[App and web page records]
────────
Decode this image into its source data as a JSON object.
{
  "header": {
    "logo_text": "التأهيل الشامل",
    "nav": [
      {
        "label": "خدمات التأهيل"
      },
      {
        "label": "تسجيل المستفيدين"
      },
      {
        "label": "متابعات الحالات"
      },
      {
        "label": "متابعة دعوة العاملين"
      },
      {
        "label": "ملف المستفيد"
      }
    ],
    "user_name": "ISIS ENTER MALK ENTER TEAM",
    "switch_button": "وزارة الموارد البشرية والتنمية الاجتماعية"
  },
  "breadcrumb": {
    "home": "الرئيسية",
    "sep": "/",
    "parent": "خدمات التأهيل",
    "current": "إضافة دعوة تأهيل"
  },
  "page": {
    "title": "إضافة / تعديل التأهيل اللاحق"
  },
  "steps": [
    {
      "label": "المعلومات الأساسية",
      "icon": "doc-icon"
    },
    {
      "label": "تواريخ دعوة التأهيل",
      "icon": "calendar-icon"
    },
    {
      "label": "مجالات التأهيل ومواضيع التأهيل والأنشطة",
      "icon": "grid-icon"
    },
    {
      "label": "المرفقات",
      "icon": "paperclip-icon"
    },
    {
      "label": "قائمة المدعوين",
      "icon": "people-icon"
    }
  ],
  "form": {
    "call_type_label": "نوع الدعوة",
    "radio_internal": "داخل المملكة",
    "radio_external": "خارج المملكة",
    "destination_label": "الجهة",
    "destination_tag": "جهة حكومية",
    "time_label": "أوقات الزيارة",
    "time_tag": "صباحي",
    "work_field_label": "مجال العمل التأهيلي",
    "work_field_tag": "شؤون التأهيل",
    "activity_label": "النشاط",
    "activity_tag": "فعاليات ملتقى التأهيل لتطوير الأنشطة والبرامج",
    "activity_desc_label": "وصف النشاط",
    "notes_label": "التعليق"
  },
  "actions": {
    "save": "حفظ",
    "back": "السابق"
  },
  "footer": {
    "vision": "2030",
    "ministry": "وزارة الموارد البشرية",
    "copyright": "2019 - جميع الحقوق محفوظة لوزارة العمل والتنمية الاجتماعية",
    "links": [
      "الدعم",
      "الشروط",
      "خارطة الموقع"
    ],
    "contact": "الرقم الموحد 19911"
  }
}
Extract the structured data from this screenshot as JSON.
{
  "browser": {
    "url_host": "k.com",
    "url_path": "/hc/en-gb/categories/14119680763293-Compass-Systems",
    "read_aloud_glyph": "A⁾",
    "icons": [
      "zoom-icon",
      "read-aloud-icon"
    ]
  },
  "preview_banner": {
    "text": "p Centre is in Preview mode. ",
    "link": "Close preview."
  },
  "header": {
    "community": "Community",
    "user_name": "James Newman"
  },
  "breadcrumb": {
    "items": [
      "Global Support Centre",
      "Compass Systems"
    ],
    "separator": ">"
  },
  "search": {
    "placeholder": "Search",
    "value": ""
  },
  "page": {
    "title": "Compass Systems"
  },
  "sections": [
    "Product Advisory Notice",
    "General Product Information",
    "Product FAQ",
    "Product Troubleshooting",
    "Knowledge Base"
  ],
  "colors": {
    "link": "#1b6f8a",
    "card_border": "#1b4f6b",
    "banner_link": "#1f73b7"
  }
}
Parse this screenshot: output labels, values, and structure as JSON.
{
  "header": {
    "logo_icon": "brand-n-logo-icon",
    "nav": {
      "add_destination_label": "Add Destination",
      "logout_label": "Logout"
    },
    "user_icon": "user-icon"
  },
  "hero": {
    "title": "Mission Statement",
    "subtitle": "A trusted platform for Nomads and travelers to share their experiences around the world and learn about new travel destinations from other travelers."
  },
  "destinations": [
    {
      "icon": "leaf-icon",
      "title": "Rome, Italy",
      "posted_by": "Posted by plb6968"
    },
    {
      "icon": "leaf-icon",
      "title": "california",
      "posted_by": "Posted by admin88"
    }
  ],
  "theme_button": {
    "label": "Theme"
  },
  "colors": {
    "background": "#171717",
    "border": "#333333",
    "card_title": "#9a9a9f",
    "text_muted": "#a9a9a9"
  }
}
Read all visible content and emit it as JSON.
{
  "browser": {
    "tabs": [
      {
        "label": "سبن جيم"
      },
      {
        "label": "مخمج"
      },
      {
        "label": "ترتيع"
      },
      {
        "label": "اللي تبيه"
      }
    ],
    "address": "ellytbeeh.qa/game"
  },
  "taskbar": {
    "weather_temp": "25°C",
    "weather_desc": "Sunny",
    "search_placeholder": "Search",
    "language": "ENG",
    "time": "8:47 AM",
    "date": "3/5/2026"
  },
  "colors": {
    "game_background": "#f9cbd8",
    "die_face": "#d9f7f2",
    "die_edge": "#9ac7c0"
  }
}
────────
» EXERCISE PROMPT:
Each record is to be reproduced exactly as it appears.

» EXERCISE SOLUTION:
Decode this image into its source data as a JSON object.
{
  "header": {
    "logo_text": "التأهيل الشامل",
    "nav": [
      {
        "label": "خدمات التأهيل"
      },
      {
        "label": "تسجيل المستفيدين"
      },
      {
        "label": "متابعات الحالات"
      },
      {
        "label": "متابعة دعوة العاملين"
      },
      {
        "label": "ملف المستفيد"
      }
    ],
    "user_name": "ISIS ENTER MALK ENTER TEAM",
    "switch_button": "وزارة الموارد البشرية والتنمية الاجتماعية"
  },
  "breadcrumb": {
    "home": "الرئيسية",
    "sep": "/",
    "parent": "خدمات التأهيل",
    "current": "إضافة دعوة تأهيل"
  },
  "page": {
    "title": "إضافة / تعديل التأهيل اللاحق"
  },
  "steps": [
    {
      "label": "المعلومات الأساسية",
      "icon": "doc-icon"
    },
    {
      "label": "تواريخ دعوة التأهيل",
      "icon": "calendar-icon"
    },
    {
      "label": "مجالات التأهيل ومواضيع التأهيل والأنشطة",
      "icon": "grid-icon"
    },
    {
      "label": "المرفقات",
      "icon": "paperclip-icon"
    },
    {
      "label": "قائمة المدعوين",
      "icon": "people-icon"
    }
  ],
  "form": {
    "call_type_label": "نوع الدعوة",
    "radio_internal": "داخل المملكة",
    "radio_external": "خارج المملكة",
    "destination_label": "الجهة",
    "destination_tag": "جهة حكومية",
    "time_label": "أوقات الزيارة",
    "time_tag": "صباحي",
    "work_field_label": "مجال العمل التأهيلي",
    "work_field_tag": "شؤون التأهيل",
    "activity_label": "النشاط",
    "activity_tag": "فعاليات ملتقى التأهيل لتطوير الأنشطة والبرامج",
    "activity_desc_label": "وصف النشاط",
    "notes_label": "التعليق"
  },
  "actions": {
    "save": "حفظ",
    "back": "السابق"
  },
  "footer": {
    "vision": "2030",
    "ministry": "وزارة الموارد البشرية",
    "copyright": "2019 - جميع الحقوق محفوظة لوزارة العمل والتنمية الاجتماعية",
    "links": [
      "الدعم",
      "الشروط",
      "خارطة الموقع"
    ],
    "contact": "الرقم الموحد 19911"
  }
}
Extract the structured data from this screenshot as JSON.
{
  "browser": {
    "url_host": "k.com",
    "url_path": "/hc/en-gb/categories/14119680763293-Compass-Systems",
    "read_aloud_glyph": "A⁾",
    "icons": [
      "zoom-icon",
      "read-aloud-icon"
    ]
  },
  "preview_banner": {
    "text": "p Centre is in Preview mode. ",
    "link": "Close preview."
  },
  "header": {
    "community": "Community",
    "user_name": "James Newman"
  },
  "breadcrumb": {
    "items": [
      "Global Support Centre",
      "Compass Systems"
    ],
    "separator": ">"
  },
  "search": {
    "placeholder": "Search",
    "value": ""
  },
  "page": {
    "title": "Compass Systems"
  },
  "sections": [
    "Product Advisory Notice",
    "General Product Information",
    "Product FAQ",
    "Product Troubleshooting",
    "Knowledge Base"
  ],
  "colors": {
    "link": "#1b6f8a",
    "card_border": "#1b4f6b",
    "banner_link": "#1f73b7"
  }
}
Parse this screenshot: output labels, values, and structure as JSON.
{
  "header": {
    "logo_icon": "brand-n-logo-icon",
    "nav": {
      "add_destination_label": "Add Destination",
      "logout_label": "Logout"
    },
    "user_icon": "user-icon"
  },
  "hero": {
    "title": "Mission Statement",
    "subtitle": "A trusted platform for Nomads and travelers to share their experiences around the world and learn about new travel destinations from other travelers."
  },
  "destinations": [
    {
      "icon": "leaf-icon",
      "title": "Rome, Italy",
      "posted_by": "Posted by plb6968"
    },
    {
      "icon": "leaf-icon",
      "title": "california",
      "posted_by": "Posted by admin88"
    }
  ],
  "theme_button": {
    "label": "Theme"
  },
  "colors": {
    "background": "#171717",
    "border": "#333333",
    "card_title": "#9a9a9f",
    "text_muted": "#a9a9a9"
  }
}
Read all visible content and emit it as JSON.
{
  "browser": {
    "tabs": [
      {
        "label": "سبن جيم"
      },
      {
        "label": "مخمج"
      },
      {
        "label": "ترتيع"
      },
      {
        "label": "اللي تبيه"
      }
    ],
    "address": "ellytbeeh.qa/game"
  },
  "taskbar": {
    "weather_temp": "25°C",
    "weather_desc": "Sunny",
    "search_placeholder": "Search",
    "language": "ENG",
    "time": "8:47 AM",
    "date": "3/5/2026"
  },
  "colors": {
    "game_background": "#f9cbd8",
    "die_face": "#d9f7f2",
    "die_edge": "#9ac7c0"
  }
}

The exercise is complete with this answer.